# WHAT YOU ARE ASKED TO DO:
Select the lines below containing the word "value".

# Extracted records:
——————

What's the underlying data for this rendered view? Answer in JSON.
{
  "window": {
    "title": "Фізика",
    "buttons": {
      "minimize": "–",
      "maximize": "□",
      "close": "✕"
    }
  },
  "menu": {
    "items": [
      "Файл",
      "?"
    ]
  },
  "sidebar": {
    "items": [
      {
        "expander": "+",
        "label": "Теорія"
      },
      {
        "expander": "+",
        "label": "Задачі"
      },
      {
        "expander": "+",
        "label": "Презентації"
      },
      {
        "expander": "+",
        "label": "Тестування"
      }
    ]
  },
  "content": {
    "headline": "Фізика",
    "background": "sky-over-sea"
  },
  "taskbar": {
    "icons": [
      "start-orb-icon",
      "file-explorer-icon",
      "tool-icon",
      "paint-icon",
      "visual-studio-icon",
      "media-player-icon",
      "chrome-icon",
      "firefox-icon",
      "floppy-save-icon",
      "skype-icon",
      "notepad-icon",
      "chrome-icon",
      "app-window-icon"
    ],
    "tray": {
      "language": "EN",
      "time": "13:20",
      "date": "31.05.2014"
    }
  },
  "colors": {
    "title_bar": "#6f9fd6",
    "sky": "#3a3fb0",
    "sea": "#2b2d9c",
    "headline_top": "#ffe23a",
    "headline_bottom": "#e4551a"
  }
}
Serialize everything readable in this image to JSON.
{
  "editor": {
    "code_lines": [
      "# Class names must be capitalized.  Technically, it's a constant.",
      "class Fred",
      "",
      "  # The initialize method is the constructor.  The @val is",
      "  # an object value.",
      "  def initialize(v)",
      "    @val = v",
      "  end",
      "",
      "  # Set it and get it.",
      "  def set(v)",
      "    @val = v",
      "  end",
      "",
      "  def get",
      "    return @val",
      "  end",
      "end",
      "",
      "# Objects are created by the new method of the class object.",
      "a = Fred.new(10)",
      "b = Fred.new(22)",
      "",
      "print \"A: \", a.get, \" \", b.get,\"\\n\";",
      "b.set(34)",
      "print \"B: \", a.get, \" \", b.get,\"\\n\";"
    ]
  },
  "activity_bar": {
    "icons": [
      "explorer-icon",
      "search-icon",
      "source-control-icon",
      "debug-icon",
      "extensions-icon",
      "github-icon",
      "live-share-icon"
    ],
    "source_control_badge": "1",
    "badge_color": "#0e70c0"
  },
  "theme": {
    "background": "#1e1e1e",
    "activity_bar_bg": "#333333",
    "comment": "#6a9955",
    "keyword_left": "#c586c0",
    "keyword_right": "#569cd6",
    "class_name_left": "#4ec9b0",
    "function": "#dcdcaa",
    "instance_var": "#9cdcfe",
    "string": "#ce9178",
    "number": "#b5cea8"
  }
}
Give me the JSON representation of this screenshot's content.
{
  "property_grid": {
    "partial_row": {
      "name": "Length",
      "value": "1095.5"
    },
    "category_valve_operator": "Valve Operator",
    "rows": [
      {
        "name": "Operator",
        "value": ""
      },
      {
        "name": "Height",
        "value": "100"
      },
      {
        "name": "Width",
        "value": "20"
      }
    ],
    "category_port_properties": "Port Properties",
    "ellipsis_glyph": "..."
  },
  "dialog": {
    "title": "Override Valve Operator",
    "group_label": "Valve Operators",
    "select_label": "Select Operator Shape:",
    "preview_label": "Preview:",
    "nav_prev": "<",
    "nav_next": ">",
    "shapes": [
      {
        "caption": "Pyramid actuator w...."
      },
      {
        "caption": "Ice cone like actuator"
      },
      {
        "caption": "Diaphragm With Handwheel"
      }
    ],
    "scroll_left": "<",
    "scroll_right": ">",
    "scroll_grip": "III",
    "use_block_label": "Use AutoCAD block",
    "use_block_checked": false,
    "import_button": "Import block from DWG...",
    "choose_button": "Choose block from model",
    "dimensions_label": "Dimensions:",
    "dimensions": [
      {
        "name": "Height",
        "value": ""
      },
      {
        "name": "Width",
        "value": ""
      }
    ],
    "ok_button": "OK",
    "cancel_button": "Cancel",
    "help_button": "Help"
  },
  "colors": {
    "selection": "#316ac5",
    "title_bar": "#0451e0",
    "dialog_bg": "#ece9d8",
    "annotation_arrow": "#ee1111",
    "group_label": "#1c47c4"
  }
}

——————

# EXPECTED ANSWER:
      "  # an object value.",
      "value": "1095.5"
        "value": ""
        "value": "100"
        "value": "20"
        "value": ""
        "value": ""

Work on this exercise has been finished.